For example, you can try pressing the power button until you see the power off option. Long-press on the power off button until you see the option to boot into safe mode and then tap OK. If this doesn’t work, you can try turning off your phone like you normally would and when you turn in back on press the Volume down and Volume up at the same time until it turns on with the words Safe Mode towards the bottom of the display.
Pairing With the Wrong Device?
Do your Bluetooth speakers keep pairing up with another device and not yours? Sometimes devices try to turn on their standard connection and connect to the last device they paired up with.
This can easily be fixed by just turning off that device so your Bluetooth speakers can pair with your phone and not someone else’s.
Are the devices fully charged?
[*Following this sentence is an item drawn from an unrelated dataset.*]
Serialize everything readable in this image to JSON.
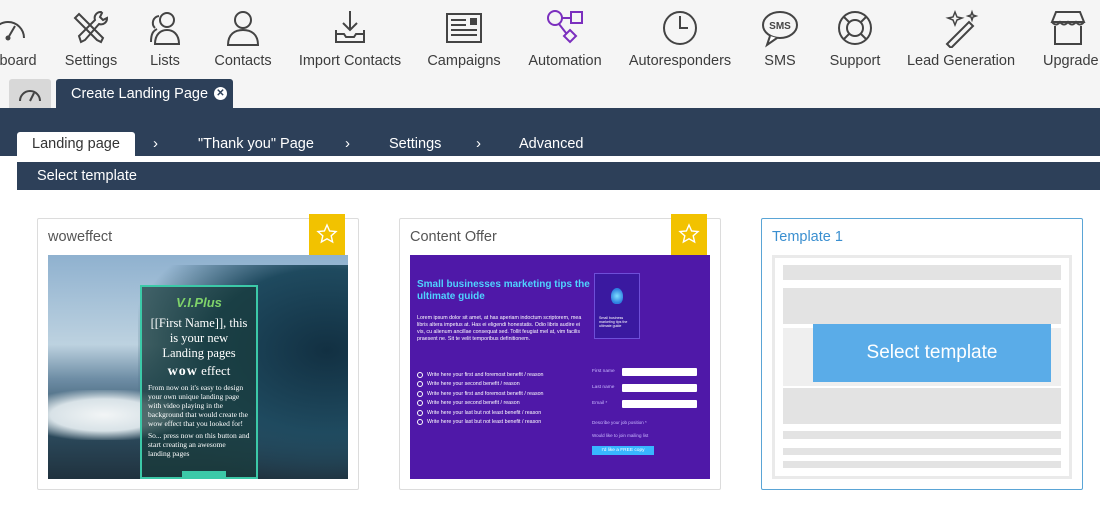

If the battery is too low on either device’s that could explain why you’re having such a hard time pairing them.
USB 3.0 is great and is something I use every single day, but it can also be the culprit as to why some devices can’t pair up. USB 3.0 could be interfering with your Bluetooth device’s and trying to pair them up again but this time away from your computer could be the solution.
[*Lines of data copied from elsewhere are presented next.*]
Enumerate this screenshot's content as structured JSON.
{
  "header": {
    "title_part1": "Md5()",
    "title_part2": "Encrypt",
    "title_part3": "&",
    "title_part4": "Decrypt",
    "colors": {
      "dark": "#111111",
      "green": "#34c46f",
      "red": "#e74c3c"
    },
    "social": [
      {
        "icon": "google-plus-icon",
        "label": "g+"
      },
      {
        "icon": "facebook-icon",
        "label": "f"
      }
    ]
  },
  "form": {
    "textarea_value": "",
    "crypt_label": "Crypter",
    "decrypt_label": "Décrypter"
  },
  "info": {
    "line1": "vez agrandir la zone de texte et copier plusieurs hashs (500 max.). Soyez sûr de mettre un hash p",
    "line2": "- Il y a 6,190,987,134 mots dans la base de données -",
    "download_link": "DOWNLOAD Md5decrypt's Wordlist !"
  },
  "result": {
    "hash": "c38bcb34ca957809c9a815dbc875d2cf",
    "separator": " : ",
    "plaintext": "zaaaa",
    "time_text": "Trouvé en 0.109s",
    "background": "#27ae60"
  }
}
Are your Bluetooth devices up to date? Even if you have the slightest doubt, make sure that the firmware is up to date and that way if it’s a bug that is causing you problems, the problems will go away with the update.
Other Possible Solutions
Every device has its particular profile that tells you what it’s able to connect with, so make sure that the devices you are trying to pair can be paired with each other.
Don’t forget that not every device uses Bluetooth to connect to another device. You may instead need to use technology such as NFC, Wireless HD, ANT+, etc. Some of us may be accustomed to using Bluetooth that we forget that other techniques exist.
How to Get the Best Bluetooth Experience Possible
Not all devices are created equal, but if your device allows you to use Bluetooth for different things, try unselecting the thing you’re not going to be using them for.
For example, let’s say that your phone is paired with a tablet, but the connection allows you to use the Bluetooth connection for either Media Audio, Phone audio, Message Access or Contact Sharing, disable the options you’re not going to need.
Make sure that the firmware is always up to date, sometimes the problems you experience are because of a bug and unfortunately that is only something an update can fix.
The Last Resort
You’ve tried everything, and nothing is working. Before you throw your Android device out the windows, you can try a factory reset. If you reset your device, don’t forget to backup all your information since it will wipe your phone clean of everything you ever added when you first took it out of the box.
You can perform a factory reset by going to Settings > Backup and reset > Factory data reset > Reset device.
Bluetooth problems can appear at any time, but hopefully, you don’t have to wait for an update from the manufacturer to get a solution. Hopefully, the tips in this article have helped you to put your Bluetooth issues in the past. What Bluetooth problems are you having with your device? Let me know what they are in the comments.